- **Given data**

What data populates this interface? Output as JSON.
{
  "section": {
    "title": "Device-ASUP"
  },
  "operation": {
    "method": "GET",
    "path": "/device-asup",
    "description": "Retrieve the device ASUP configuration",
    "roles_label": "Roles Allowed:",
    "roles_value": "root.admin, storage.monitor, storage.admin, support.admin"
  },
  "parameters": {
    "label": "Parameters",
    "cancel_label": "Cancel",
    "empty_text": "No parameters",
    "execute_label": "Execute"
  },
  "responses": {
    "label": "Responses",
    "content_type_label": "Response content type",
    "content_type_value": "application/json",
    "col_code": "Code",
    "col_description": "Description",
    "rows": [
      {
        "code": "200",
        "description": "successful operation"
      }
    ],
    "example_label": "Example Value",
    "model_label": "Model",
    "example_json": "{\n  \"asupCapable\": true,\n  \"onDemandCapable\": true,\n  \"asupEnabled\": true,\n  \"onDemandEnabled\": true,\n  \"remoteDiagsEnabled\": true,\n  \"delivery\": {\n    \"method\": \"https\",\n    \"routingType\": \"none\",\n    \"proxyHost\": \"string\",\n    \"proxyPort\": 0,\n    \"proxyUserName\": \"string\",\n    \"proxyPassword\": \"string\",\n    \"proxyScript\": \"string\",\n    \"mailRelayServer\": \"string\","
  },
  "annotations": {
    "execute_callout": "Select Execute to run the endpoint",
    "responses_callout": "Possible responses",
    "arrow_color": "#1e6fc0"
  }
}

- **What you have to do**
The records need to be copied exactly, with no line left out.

- **Expected answer**
What data populates this interface? Output as JSON.
{
  "section": {
    "title": "Device-ASUP"
  },
  "operation": {
    "method": "GET",
    "path": "/device-asup",
    "description": "Retrieve the device ASUP configuration",
    "roles_label": "Roles Allowed:",
    "roles_value": "root.admin, storage.monitor, storage.admin, support.admin"
  },
  "parameters": {
    "label": "Parameters",
    "cancel_label": "Cancel",
    "empty_text": "No parameters",
    "execute_label": "Execute"
  },
  "responses": {
    "label": "Responses",
    "content_type_label": "Response content type",
    "content_type_value": "application/json",
    "col_code": "Code",
    "col_description": "Description",
    "rows": [
      {
        "code": "200",
        "description": "successful operation"
      }
    ],
    "example_label": "Example Value",
    "model_label": "Model",
    "example_json": "{\n  \"asupCapable\": true,\n  \"onDemandCapable\": true,\n  \"asupEnabled\": true,\n  \"onDemandEnabled\": true,\n  \"remoteDiagsEnabled\": true,\n  \"delivery\": {\n    \"method\": \"https\",\n    \"routingType\": \"none\",\n    \"proxyHost\": \"string\",\n    \"proxyPort\": 0,\n    \"proxyUserName\": \"string\",\n    \"proxyPassword\": \"string\",\n    \"proxyScript\": \"string\",\n    \"mailRelayServer\": \"string\","
  },
  "annotations": {
    "execute_callout": "Select Execute to run the endpoint",
    "responses_callout": "Possible responses",
    "arrow_color": "#1e6fc0"
  }
}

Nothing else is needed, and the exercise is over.